→ What needs to be done:
Which of the lines below contain the string "light"? Pull each one out of the data.

· · · · ·

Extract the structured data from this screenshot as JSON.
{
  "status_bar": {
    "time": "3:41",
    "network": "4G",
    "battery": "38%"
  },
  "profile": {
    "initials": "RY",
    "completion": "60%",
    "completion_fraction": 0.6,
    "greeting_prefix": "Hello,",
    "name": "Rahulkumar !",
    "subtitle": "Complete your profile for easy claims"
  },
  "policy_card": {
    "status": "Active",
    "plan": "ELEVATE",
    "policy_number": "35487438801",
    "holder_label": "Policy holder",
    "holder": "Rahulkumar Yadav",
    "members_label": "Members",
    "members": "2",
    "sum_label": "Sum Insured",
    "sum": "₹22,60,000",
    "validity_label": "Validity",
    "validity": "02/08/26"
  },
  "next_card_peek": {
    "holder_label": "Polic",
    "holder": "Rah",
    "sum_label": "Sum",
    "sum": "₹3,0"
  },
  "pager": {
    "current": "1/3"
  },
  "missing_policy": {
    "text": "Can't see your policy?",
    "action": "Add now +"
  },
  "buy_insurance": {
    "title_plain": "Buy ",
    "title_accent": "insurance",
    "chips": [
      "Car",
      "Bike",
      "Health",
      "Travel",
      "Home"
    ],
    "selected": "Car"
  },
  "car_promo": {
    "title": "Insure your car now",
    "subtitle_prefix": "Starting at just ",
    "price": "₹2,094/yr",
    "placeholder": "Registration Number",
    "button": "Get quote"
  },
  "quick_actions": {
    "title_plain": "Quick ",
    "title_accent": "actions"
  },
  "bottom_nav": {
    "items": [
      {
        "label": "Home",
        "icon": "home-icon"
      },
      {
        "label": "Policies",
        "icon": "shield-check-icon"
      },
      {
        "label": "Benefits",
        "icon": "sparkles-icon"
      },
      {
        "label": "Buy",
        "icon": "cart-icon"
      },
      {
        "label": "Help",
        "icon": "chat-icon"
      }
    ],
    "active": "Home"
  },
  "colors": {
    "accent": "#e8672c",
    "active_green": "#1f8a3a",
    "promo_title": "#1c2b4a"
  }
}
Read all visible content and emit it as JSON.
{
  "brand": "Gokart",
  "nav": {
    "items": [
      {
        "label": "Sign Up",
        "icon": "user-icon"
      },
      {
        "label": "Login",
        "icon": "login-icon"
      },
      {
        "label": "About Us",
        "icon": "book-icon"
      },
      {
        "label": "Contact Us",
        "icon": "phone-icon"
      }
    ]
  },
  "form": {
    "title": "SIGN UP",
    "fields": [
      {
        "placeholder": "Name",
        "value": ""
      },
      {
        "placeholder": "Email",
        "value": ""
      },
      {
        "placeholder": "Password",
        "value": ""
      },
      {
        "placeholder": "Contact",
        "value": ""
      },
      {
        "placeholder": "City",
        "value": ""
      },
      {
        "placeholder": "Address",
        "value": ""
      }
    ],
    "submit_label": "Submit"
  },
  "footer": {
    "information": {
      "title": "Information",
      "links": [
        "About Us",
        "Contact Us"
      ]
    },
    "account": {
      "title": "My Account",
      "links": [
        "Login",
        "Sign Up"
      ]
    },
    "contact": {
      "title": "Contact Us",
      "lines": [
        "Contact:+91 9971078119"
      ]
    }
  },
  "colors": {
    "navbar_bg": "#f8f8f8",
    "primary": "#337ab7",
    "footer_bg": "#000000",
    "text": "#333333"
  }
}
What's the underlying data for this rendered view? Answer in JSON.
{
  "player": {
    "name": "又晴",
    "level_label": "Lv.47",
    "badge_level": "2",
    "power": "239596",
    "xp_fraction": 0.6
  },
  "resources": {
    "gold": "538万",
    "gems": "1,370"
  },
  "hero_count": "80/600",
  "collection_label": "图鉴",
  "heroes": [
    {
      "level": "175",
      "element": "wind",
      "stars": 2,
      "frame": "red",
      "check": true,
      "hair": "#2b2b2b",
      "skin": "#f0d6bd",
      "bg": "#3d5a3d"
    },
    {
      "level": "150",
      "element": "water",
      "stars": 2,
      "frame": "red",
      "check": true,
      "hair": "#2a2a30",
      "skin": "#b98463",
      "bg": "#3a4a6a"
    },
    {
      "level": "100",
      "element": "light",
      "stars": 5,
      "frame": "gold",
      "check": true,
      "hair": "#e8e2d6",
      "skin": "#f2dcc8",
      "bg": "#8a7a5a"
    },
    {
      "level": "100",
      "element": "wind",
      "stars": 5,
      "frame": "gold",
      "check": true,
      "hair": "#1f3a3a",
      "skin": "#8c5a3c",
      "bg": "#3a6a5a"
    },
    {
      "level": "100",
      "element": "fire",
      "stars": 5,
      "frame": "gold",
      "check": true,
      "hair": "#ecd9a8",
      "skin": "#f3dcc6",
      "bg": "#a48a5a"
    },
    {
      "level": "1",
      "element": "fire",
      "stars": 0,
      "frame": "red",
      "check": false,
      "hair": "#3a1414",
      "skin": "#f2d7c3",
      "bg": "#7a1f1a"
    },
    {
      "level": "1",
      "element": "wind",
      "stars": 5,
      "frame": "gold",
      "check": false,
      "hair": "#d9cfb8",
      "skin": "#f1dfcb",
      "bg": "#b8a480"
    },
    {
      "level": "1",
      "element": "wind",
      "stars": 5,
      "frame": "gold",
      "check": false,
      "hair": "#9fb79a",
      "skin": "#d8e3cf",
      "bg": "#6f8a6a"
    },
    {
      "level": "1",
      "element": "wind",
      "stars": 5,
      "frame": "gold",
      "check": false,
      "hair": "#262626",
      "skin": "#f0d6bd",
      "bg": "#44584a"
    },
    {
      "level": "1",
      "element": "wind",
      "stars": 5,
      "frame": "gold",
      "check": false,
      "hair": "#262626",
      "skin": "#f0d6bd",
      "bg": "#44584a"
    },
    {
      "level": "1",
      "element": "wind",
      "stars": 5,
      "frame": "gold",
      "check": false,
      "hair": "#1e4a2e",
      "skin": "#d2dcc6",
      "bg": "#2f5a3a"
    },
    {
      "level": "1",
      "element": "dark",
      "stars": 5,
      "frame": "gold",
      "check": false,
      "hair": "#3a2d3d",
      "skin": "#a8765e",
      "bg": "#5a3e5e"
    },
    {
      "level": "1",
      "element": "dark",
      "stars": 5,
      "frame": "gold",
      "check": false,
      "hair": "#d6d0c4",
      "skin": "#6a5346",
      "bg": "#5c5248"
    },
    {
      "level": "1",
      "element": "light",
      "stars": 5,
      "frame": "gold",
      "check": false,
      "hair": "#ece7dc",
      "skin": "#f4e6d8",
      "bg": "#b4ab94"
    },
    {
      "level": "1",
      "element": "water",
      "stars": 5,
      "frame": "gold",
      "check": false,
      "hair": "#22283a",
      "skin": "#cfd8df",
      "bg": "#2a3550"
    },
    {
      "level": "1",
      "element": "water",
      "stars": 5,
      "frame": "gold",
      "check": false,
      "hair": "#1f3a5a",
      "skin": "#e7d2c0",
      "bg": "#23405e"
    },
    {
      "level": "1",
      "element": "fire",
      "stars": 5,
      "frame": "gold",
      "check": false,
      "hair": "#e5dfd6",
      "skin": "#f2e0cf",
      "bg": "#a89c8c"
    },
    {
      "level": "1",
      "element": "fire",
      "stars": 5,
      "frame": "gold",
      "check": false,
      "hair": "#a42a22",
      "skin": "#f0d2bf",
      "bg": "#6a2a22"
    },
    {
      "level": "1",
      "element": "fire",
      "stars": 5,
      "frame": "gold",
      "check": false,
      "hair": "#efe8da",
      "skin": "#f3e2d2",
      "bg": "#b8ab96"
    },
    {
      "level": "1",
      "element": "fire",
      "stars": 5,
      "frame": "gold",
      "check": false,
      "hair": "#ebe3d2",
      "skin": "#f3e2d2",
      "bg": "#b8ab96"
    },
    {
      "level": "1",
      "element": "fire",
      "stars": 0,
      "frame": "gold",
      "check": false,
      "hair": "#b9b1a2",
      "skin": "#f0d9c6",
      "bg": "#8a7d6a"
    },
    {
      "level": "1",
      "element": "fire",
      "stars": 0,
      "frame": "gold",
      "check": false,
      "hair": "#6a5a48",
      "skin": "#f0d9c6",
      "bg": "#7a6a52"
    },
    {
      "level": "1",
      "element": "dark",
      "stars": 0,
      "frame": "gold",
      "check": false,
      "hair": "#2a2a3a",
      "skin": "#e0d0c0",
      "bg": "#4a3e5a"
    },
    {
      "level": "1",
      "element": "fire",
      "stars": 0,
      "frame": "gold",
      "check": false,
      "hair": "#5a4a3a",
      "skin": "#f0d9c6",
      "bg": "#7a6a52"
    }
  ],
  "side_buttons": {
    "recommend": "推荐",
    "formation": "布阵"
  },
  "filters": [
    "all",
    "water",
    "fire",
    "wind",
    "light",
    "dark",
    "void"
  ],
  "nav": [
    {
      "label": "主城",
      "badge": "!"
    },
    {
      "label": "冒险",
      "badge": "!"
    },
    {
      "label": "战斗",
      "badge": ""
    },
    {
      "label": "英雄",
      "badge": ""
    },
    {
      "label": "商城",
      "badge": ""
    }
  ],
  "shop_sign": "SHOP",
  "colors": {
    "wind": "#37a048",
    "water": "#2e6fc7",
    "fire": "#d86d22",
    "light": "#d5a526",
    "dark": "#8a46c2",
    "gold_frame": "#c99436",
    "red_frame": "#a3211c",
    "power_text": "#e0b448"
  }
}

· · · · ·

→ Reply to the exercise:
      "element": "light",
      "element": "light",
    "light",
    "light": "#d5a526",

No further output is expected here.